January 8, 2024
Little Larvae to Hit the Big Screen
Growing up deep in the mountains of Colorado, Mel Lemke caught her early glimpses of the sea in IMAX films at the Denver Museum of Nature & Science.
Years later, she decided to study marine biology at the University of Oregon. During a deep-sea biology course, Craig Young, professor and director of the Oregon Institute of Marine Biology (OIMB) in the College of Arts and Sciences, made her an offer: He was leading a research cruise, and he had extra room.
Lemke said yes immediately.
“It’s also going to be an IMAX movie,” he added. Her response? “Even cooler.”
Born in the Abyss, planned for a 2024 release, tells the story of UO faculty and students conducting deep-sea larvae research along the East Coast. The film will highlight their fascination with these little-known wonders, with the goal of inspiring others to become involved in their discovery.
It all started with Alvin, the “most famous submarine in the world,” according to Young.
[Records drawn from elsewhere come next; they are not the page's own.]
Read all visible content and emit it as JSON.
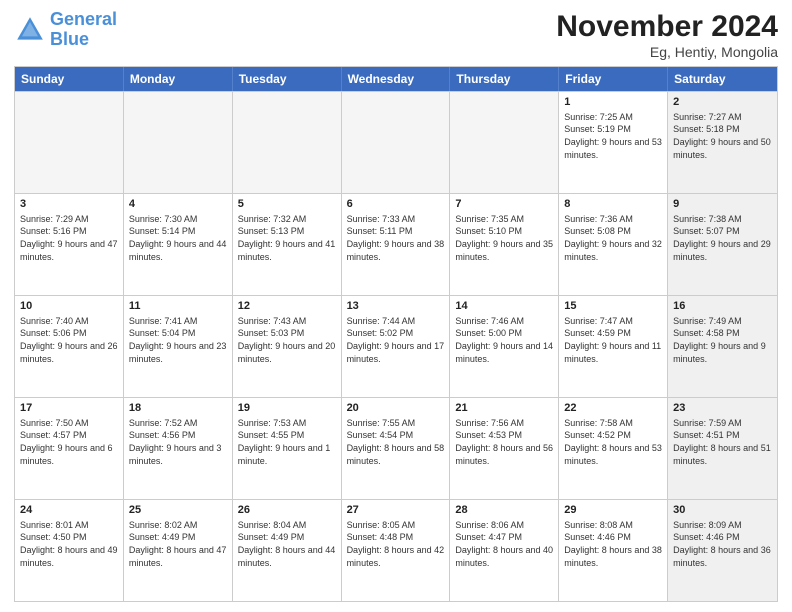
{
  "header": {
    "logo_line1": "General",
    "logo_line2": "Blue",
    "month": "November 2024",
    "location": "Eg, Hentiy, Mongolia"
  },
  "weekdays": [
    "Sunday",
    "Monday",
    "Tuesday",
    "Wednesday",
    "Thursday",
    "Friday",
    "Saturday"
  ],
  "rows": [
    [
      {
        "day": "",
        "info": "",
        "empty": true
      },
      {
        "day": "",
        "info": "",
        "empty": true
      },
      {
        "day": "",
        "info": "",
        "empty": true
      },
      {
        "day": "",
        "info": "",
        "empty": true
      },
      {
        "day": "",
        "info": "",
        "empty": true
      },
      {
        "day": "1",
        "info": "Sunrise: 7:25 AM\nSunset: 5:19 PM\nDaylight: 9 hours and 53 minutes.",
        "shaded": false
      },
      {
        "day": "2",
        "info": "Sunrise: 7:27 AM\nSunset: 5:18 PM\nDaylight: 9 hours and 50 minutes.",
        "shaded": true
      }
    ],
    [
      {
        "day": "3",
        "info": "Sunrise: 7:29 AM\nSunset: 5:16 PM\nDaylight: 9 hours and 47 minutes.",
        "shaded": false
      },
      {
        "day": "4",
        "info": "Sunrise: 7:30 AM\nSunset: 5:14 PM\nDaylight: 9 hours and 44 minutes.",
        "shaded": false
      },
      {
        "day": "5",
        "info": "Sunrise: 7:32 AM\nSunset: 5:13 PM\nDaylight: 9 hours and 41 minutes.",
        "shaded": false
      },
      {
        "day": "6",
        "info": "Sunrise: 7:33 AM\nSunset: 5:11 PM\nDaylight: 9 hours and 38 minutes.",
        "shaded": false
      },
      {
        "day": "7",
        "info": "Sunrise: 7:35 AM\nSunset: 5:10 PM\nDaylight: 9 hours and 35 minutes.",
        "shaded": false
      },
      {
        "day": "8",
        "info": "Sunrise: 7:36 AM\nSunset: 5:08 PM\nDaylight: 9 hours and 32 minutes.",
        "shaded": false
      },
      {
        "day": "9",
        "info": "Sunrise: 7:38 AM\nSunset: 5:07 PM\nDaylight: 9 hours and 29 minutes.",
        "shaded": true
      }
    ],
    [
      {
        "day": "10",
        "info": "Sunrise: 7:40 AM\nSunset: 5:06 PM\nDaylight: 9 hours and 26 minutes.",
        "shaded": false
      },
      {
        "day": "11",
        "info": "Sunrise: 7:41 AM\nSunset: 5:04 PM\nDaylight: 9 hours and 23 minutes.",
        "shaded": false
      },
      {
        "day": "12",
        "info": "Sunrise: 7:43 AM\nSunset: 5:03 PM\nDaylight: 9 hours and 20 minutes.",
        "shaded": false
      },
      {
        "day": "13",
        "info": "Sunrise: 7:44 AM\nSunset: 5:02 PM\nDaylight: 9 hours and 17 minutes.",
        "shaded": false
      },
      {
        "day": "14",
        "info": "Sunrise: 7:46 AM\nSunset: 5:00 PM\nDaylight: 9 hours and 14 minutes.",
        "shaded": false
      },
      {
        "day": "15",
        "info": "Sunrise: 7:47 AM\nSunset: 4:59 PM\nDaylight: 9 hours and 11 minutes.",
        "shaded": false
      },
      {
        "day": "16",
        "info": "Sunrise: 7:49 AM\nSunset: 4:58 PM\nDaylight: 9 hours and 9 minutes.",
        "shaded": true
      }
    ],
    [
      {
        "day": "17",
        "info": "Sunrise: 7:50 AM\nSunset: 4:57 PM\nDaylight: 9 hours and 6 minutes.",
        "shaded": false
      },
      {
        "day": "18",
        "info": "Sunrise: 7:52 AM\nSunset: 4:56 PM\nDaylight: 9 hours and 3 minutes.",
        "shaded": false
      },
      {
        "day": "19",
        "info": "Sunrise: 7:53 AM\nSunset: 4:55 PM\nDaylight: 9 hours and 1 minute.",
        "shaded": false
      },
      {
        "day": "20",
        "info": "Sunrise: 7:55 AM\nSunset: 4:54 PM\nDaylight: 8 hours and 58 minutes.",
        "shaded": false
      },
      {
        "day": "21",
        "info": "Sunrise: 7:56 AM\nSunset: 4:53 PM\nDaylight: 8 hours and 56 minutes.",
        "shaded": false
      },
      {
        "day": "22",
        "info": "Sunrise: 7:58 AM\nSunset: 4:52 PM\nDaylight: 8 hours and 53 minutes.",
        "shaded": false
      },
      {
        "day": "23",
        "info": "Sunrise: 7:59 AM\nSunset: 4:51 PM\nDaylight: 8 hours and 51 minutes.",
        "shaded": true
      }
    ],
    [
      {
        "day": "24",
        "info": "Sunrise: 8:01 AM\nSunset: 4:50 PM\nDaylight: 8 hours and 49 minutes.",
        "shaded": false
      },
      {
        "day": "25",
        "info": "Sunrise: 8:02 AM\nSunset: 4:49 PM\nDaylight: 8 hours and 47 minutes.",
        "shaded": false
      },
      {
        "day": "26",
        "info": "Sunrise: 8:04 AM\nSunset: 4:49 PM\nDaylight: 8 hours and 44 minutes.",
        "shaded": false
      },
      {
        "day": "27",
        "info": "Sunrise: 8:05 AM\nSunset: 4:48 PM\nDaylight: 8 hours and 42 minutes.",
        "shaded": false
      },
      {
        "day": "28",
        "info": "Sunrise: 8:06 AM\nSunset: 4:47 PM\nDaylight: 8 hours and 40 minutes.",
        "shaded": false
      },
      {
        "day": "29",
        "info": "Sunrise: 8:08 AM\nSunset: 4:46 PM\nDaylight: 8 hours and 38 minutes.",
        "shaded": false
      },
      {
        "day": "30",
        "info": "Sunrise: 8:09 AM\nSunset: 4:46 PM\nDaylight: 8 hours and 36 minutes.",
        "shaded": true
      }
    ]
  ]
}
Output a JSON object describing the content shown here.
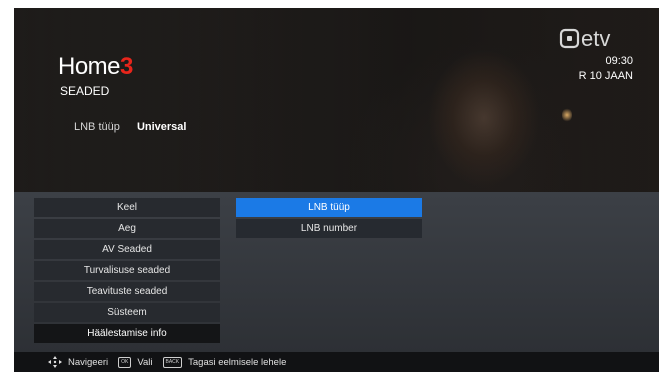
{
  "brand": {
    "home_text": "Home",
    "home_number": "3",
    "number_color": "#e8251b",
    "channel": "etv"
  },
  "clock": {
    "time": "09:30",
    "date": "R 10 JAAN"
  },
  "section_title": "SEADED",
  "info": {
    "label": "LNB tüüp",
    "value": "Universal"
  },
  "menu": {
    "items": [
      {
        "label": "Keel"
      },
      {
        "label": "Aeg"
      },
      {
        "label": "AV Seaded"
      },
      {
        "label": "Turvalisuse seaded"
      },
      {
        "label": "Teavituste seaded"
      },
      {
        "label": "Süsteem"
      },
      {
        "label": "Häälestamise info",
        "active": true
      }
    ]
  },
  "submenu": {
    "items": [
      {
        "label": "LNB tüüp",
        "selected": true
      },
      {
        "label": "LNB number"
      }
    ],
    "highlight_color": "#1b7ae6"
  },
  "footer": {
    "navigate_label": "Navigeeri",
    "ok_key": "OK",
    "ok_label": "Vali",
    "back_key": "BACK",
    "back_label": "Tagasi eelmisele lehele"
  }
}
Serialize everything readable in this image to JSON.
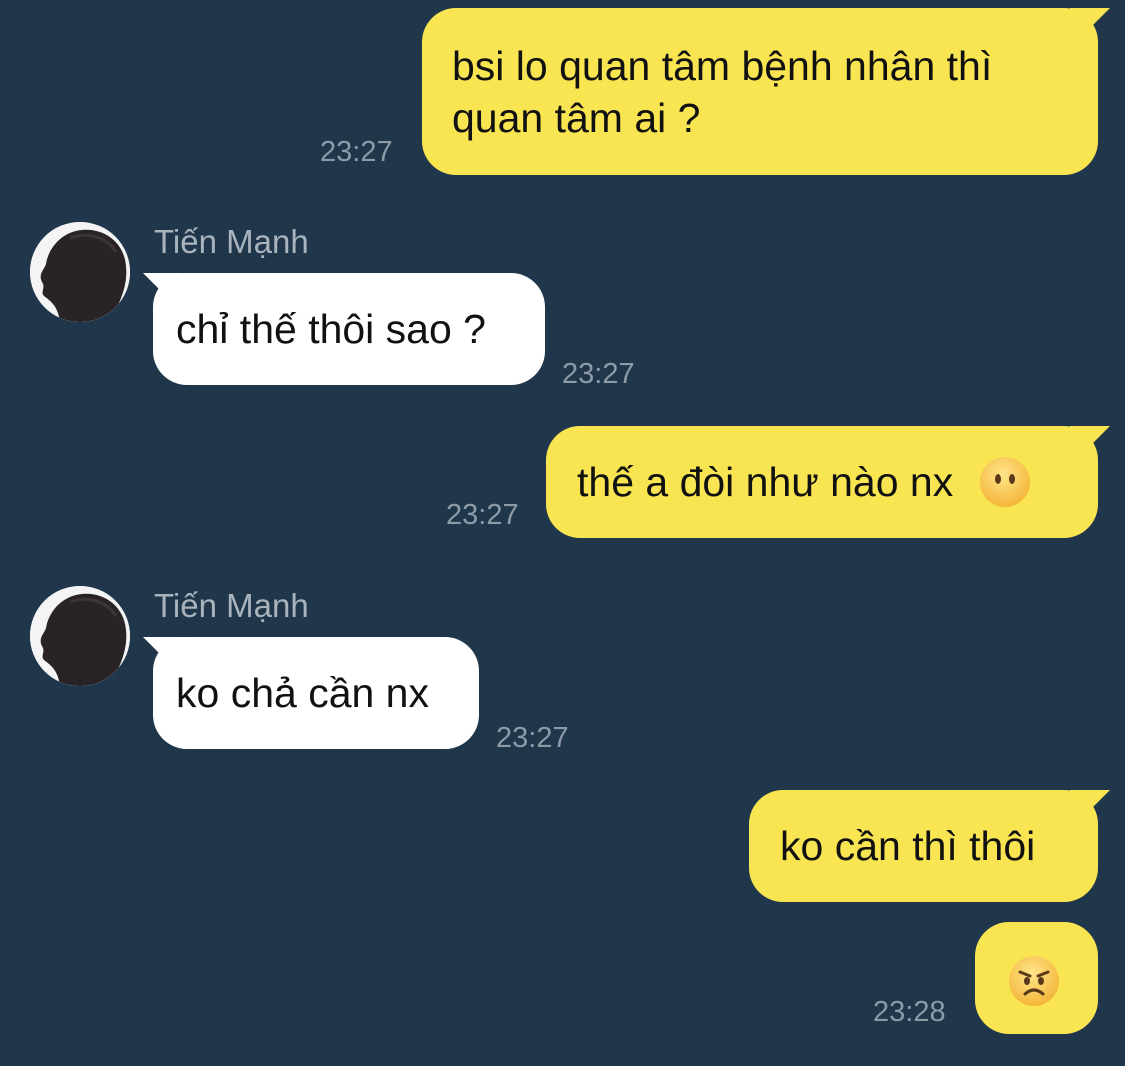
{
  "conversation": {
    "messages": [
      {
        "side": "out",
        "text": "bsi lo quan tâm bệnh nhân thì",
        "text2": "quan tâm ai ?",
        "time": "23:27"
      },
      {
        "side": "in",
        "sender": "Tiến Mạnh",
        "avatar": "contact-avatar",
        "text": "chỉ thế thôi sao ?",
        "time": "23:27"
      },
      {
        "side": "out",
        "text": "thế a đòi như nào nx",
        "emoji": "neutral-face-emoji",
        "time": "23:27"
      },
      {
        "side": "in",
        "sender": "Tiến Mạnh",
        "avatar": "contact-avatar",
        "text": "ko chả cần nx",
        "time": "23:27"
      },
      {
        "side": "out",
        "text": "ko cần thì thôi"
      },
      {
        "side": "out",
        "emoji": "angry-face-emoji",
        "time": "23:28"
      }
    ]
  },
  "colors": {
    "background": "#1f364b",
    "outgoing_bubble": "#f9e551",
    "incoming_bubble": "#ffffff",
    "timestamp": "#8d9aa7",
    "sender_name": "#a9b3bc"
  }
}
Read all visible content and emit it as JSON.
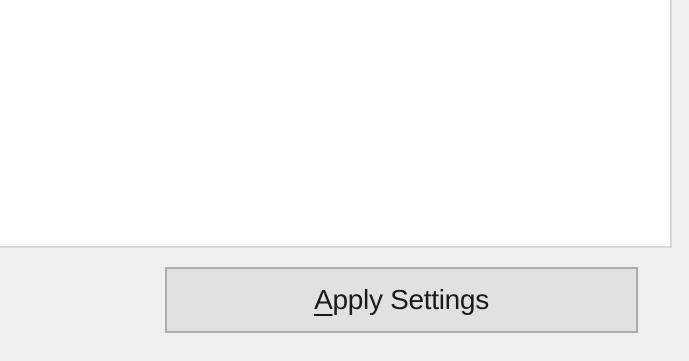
{
  "dialog": {
    "content_pane": {
      "text": ""
    },
    "apply_button": {
      "mnemonic": "A",
      "label_rest": "pply Settings"
    }
  },
  "colors": {
    "pane_background": "#ffffff",
    "dialog_background": "#f0f0f0",
    "button_background": "#e1e1e1",
    "button_border": "#adadad"
  }
}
Alvin helped find the sunken wreckage of the Titanic and discover deep-sea hydrothermal vents—hot springs where seawater and magma combine to enable a rare set of organisms to thrive without any sunlight.
The submarine underwent renovations in 2021, allowing it to go deeper into the ocean. Its next destination was Young’s research cruise to help his team collect data and gather observations. Filmmaker Stephen Low, who has a history of making films about the deep sea, was right behind.
In the fall of 2022, Young, a dozen or so other faculty and students, and a three-person film crew set sail from Pensacola, Florida, to the Louisiana coast and up the East Coast to Maryland.
Their research was focused on larvae, which Young defines as “little babies,” at methane seeps—areas where methane bubbles up from the seafloor and, like hydrothermal vents, creates the conditions for an ecosystem. The researchers were studying all the species of larvae they found there, but they were especially interested in the bright pink and magenta larvae of bathymodiolin mussels that dominate those areas.
During the voyage, the film crew interviewed the researchers and staged some shots. They filmed researchers zipping around the ship on a skiff, including a rare moment when students had the opportunity to touch the ocean—something the ship was too high to allow.
Mostly, the researchers went about their business as usual. While working long hours and going days without showering, they didn’t always feel camera-ready.
“You’re focused on the work, not on being a put-together human,” explains Caitlin Plowman, OIMB PhD candidate.
Showing what’s possible
With the filming complete, the film crew has now turned its attention to creating computer graphics. Low says this is “the hard, expensive, slow part.” But it’s also essential to help the audience understand how marine biologists study the deep sea.
That understanding, and the researchers’ fascination with their tiny subjects, are at the heart of the film.
Larvae are bizarre, beautiful, and “will capture a lot of imaginations,” says OIMB PhD candidate Lauren Rice. “I hope they inspire some people.”
But the IMAX film will capture more than the wonders of deep-sea larvae. It also has the potential to expose future generations of young women to new possibilities. Most of the researchers on the cruise were women, and Lemke emphasizes the importance of showing children the diversity of lives women can lead.
Looking back on her early exposure to IMAX films, she reflects, “it would have been really cool to see a bunch of young women working together on something amazing.”
Low adds, “There are young people doing incredible things, and they do so in part because they’ve seen that it’s possible.”
—Story by Vishva Nalamalapu, College of Arts and Sciences